* PROBLEM
Every line of the data that contains the string "true" must be copied.

────────────────────

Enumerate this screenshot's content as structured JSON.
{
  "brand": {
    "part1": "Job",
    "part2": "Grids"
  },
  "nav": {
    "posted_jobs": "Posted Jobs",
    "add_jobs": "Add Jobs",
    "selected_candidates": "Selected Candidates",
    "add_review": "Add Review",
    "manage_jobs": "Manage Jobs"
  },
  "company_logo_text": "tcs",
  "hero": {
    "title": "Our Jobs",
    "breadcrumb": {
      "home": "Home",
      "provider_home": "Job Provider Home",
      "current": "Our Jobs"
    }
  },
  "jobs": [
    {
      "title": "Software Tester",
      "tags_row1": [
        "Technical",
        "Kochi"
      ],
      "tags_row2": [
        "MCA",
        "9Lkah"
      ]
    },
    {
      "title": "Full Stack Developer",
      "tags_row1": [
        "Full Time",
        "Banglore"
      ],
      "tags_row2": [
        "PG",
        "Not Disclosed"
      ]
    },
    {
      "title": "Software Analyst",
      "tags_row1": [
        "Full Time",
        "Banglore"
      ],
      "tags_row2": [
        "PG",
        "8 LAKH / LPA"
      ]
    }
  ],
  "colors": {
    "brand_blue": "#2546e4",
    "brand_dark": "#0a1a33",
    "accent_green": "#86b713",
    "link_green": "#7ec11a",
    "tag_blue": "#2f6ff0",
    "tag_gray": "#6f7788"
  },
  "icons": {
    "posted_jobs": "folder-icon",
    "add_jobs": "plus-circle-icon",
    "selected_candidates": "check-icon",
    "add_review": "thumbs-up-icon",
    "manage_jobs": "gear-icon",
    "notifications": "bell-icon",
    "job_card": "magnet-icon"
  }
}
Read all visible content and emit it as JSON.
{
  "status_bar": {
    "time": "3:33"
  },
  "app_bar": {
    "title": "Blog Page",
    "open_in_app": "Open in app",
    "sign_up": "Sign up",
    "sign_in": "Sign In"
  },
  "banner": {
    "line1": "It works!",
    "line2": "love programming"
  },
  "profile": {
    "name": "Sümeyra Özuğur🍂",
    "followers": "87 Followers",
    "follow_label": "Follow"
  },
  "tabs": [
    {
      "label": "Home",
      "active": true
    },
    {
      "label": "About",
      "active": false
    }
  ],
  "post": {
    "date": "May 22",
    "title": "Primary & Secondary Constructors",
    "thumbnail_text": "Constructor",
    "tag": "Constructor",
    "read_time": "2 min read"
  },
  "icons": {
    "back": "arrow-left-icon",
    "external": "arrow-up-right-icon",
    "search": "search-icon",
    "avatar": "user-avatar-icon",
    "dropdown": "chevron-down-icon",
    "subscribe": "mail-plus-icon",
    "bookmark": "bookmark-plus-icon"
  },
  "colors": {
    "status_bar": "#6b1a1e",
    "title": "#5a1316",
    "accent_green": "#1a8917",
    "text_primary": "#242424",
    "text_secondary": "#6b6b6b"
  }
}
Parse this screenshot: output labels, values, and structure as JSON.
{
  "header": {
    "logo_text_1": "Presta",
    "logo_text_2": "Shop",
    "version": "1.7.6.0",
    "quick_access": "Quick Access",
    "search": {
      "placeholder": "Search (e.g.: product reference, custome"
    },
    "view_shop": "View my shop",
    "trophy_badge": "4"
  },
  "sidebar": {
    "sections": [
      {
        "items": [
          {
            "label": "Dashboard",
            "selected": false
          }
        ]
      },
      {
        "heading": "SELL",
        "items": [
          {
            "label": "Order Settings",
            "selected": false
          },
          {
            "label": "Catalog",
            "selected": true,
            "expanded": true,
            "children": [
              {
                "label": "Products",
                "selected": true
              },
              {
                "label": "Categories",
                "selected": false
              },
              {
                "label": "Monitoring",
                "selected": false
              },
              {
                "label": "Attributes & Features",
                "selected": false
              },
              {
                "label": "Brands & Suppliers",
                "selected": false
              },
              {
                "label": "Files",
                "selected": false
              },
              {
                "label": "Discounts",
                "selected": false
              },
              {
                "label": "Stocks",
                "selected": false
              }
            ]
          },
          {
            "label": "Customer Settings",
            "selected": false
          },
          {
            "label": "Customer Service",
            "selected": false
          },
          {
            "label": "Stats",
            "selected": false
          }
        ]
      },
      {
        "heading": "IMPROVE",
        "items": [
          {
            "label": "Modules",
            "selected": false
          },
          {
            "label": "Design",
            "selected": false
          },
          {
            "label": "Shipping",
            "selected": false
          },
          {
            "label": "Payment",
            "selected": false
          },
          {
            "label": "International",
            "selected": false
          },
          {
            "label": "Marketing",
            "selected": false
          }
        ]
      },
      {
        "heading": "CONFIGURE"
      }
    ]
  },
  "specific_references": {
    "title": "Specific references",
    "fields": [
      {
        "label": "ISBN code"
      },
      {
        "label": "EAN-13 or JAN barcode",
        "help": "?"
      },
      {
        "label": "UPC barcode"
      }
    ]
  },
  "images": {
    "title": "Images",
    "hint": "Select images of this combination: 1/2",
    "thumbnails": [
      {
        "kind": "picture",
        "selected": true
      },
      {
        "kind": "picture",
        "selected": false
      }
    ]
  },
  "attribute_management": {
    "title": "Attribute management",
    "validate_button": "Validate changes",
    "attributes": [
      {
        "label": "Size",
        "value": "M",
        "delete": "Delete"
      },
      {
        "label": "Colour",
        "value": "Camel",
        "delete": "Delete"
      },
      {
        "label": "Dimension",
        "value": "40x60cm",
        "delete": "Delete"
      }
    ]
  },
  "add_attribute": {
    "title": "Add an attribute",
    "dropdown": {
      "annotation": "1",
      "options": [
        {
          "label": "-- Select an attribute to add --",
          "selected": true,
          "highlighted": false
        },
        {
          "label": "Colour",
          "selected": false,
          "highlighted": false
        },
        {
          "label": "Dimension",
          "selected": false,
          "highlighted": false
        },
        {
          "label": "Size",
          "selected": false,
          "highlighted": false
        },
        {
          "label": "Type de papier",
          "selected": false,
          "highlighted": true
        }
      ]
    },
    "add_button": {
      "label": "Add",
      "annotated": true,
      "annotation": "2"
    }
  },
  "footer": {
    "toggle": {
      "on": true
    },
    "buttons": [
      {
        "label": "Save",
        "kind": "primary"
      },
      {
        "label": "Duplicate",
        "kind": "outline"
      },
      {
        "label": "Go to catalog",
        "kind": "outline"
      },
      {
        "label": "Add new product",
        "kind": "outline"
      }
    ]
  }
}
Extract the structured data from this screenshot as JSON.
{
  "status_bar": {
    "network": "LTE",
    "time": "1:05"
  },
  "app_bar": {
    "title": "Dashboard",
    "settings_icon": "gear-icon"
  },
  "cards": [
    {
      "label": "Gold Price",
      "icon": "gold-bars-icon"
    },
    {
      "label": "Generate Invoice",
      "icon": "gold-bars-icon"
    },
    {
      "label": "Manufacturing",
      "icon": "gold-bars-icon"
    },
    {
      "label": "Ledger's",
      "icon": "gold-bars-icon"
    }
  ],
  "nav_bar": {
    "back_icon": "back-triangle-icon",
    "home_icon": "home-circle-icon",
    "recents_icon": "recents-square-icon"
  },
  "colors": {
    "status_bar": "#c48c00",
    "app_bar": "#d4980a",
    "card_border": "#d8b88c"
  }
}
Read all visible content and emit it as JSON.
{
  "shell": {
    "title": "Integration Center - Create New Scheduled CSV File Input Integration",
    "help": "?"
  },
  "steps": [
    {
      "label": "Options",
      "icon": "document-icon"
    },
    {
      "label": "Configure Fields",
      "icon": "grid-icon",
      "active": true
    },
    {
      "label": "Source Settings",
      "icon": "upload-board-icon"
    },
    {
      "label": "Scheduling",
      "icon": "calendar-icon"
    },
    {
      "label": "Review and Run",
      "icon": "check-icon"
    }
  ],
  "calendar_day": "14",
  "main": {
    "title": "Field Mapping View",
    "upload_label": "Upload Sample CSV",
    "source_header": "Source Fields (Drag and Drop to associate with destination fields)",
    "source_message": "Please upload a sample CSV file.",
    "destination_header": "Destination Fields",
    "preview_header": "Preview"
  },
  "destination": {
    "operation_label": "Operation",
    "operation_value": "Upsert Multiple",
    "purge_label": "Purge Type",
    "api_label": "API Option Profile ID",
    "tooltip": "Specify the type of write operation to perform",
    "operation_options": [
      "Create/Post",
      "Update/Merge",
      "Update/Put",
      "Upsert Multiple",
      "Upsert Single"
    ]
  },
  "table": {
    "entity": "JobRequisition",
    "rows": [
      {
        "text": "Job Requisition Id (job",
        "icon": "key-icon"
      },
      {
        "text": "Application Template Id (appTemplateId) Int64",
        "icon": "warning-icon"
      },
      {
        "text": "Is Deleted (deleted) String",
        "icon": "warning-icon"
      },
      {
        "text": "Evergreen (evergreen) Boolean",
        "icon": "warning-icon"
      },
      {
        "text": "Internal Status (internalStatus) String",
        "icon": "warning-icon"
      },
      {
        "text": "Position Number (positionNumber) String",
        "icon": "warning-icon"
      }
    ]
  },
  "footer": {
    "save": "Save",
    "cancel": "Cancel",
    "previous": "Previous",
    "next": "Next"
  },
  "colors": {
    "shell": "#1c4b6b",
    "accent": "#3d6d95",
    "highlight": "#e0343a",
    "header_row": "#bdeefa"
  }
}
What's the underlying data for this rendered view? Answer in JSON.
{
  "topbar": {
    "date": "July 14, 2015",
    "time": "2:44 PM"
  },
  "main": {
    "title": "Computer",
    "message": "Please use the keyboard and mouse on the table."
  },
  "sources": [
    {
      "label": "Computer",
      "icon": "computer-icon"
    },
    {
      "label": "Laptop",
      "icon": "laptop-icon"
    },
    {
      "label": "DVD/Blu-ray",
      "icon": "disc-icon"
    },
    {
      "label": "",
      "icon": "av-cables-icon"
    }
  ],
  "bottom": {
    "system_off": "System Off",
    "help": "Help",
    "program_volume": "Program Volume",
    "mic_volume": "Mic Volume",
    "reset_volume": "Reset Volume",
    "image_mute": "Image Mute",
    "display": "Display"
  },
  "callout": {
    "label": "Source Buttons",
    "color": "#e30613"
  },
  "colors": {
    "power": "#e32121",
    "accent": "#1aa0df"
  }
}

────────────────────

* SOLVED EXERCISE
      "active": true
            "selected": true,
            "expanded": true,
                "selected": true
        "selected": true
          "selected": true,
          "highlighted": true
      "annotated": true,
      "on": true
      "active": true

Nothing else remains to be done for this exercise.